WORK ORDER
Every line below containing the word "background" should be found and copied.

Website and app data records
──────

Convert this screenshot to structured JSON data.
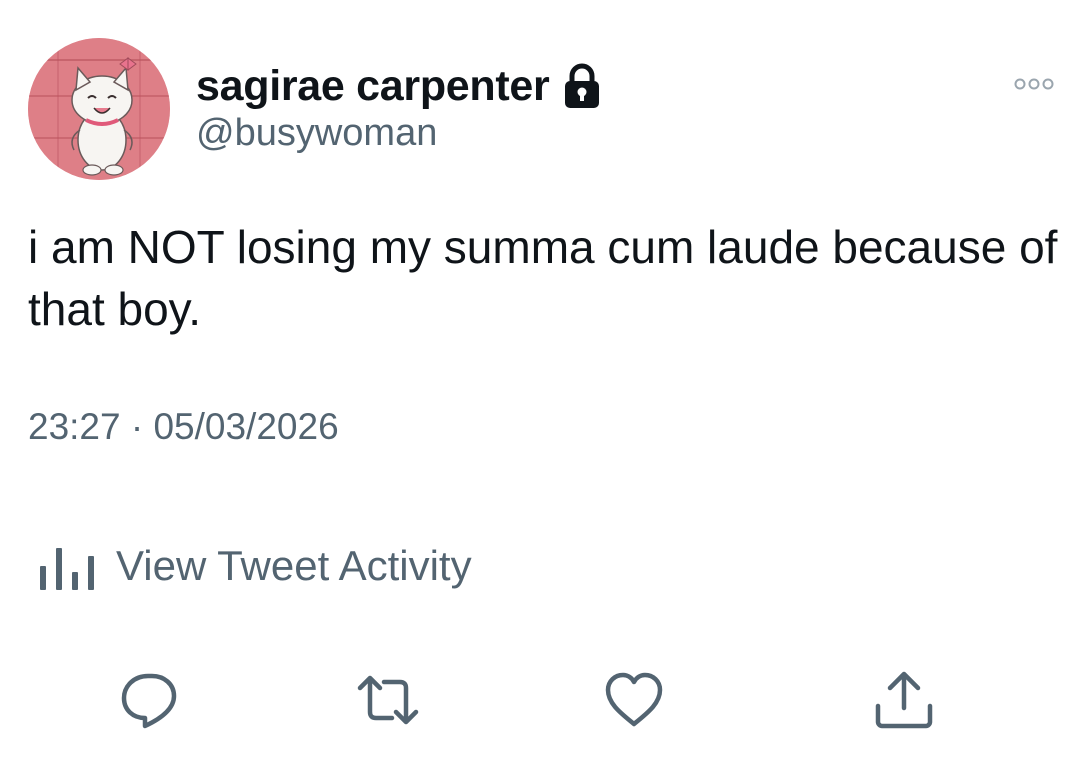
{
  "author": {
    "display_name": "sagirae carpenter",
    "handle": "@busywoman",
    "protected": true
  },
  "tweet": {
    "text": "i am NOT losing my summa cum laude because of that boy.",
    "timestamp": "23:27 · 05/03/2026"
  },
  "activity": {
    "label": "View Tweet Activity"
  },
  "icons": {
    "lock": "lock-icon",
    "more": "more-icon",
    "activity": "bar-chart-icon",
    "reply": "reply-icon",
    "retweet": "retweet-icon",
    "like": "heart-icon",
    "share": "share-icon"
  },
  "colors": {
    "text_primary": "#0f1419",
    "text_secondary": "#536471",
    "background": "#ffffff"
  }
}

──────

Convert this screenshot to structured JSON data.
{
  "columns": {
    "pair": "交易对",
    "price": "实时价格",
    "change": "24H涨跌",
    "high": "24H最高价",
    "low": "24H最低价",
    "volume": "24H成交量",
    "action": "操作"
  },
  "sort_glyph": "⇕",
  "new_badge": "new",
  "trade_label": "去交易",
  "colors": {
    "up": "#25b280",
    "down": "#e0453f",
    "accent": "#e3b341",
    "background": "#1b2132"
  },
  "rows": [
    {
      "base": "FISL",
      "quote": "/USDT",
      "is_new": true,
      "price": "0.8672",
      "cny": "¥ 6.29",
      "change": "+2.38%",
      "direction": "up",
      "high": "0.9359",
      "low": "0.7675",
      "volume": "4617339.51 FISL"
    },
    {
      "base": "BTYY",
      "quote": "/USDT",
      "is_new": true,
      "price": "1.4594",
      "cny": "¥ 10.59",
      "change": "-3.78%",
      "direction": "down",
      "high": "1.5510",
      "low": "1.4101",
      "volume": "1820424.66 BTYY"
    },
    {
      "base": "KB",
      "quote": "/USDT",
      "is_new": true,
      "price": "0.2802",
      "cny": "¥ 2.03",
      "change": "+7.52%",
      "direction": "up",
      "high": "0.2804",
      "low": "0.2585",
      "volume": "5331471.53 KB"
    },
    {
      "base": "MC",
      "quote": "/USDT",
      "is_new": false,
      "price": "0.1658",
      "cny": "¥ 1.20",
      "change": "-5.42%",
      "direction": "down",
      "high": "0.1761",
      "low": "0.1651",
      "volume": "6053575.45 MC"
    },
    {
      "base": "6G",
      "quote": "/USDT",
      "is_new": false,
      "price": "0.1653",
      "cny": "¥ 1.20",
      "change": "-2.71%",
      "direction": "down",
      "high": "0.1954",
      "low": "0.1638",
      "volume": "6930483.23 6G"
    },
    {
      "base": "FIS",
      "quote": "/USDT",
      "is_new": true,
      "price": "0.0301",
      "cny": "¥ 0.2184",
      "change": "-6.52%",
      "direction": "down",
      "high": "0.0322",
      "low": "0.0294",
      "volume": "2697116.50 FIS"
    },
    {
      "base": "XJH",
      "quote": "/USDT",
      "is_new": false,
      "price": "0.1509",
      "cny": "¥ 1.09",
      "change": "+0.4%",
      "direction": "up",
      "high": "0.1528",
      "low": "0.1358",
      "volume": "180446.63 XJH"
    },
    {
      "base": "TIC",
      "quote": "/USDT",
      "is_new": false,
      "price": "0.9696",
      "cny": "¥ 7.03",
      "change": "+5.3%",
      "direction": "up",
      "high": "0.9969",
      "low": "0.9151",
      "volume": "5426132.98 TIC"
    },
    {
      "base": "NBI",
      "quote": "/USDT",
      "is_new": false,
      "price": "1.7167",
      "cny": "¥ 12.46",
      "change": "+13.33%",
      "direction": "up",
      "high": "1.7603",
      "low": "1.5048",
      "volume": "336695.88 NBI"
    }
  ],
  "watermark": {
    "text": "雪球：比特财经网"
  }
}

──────

WORKED SOLUTION
    "background": "#ffffff"
    "background": "#1b2132"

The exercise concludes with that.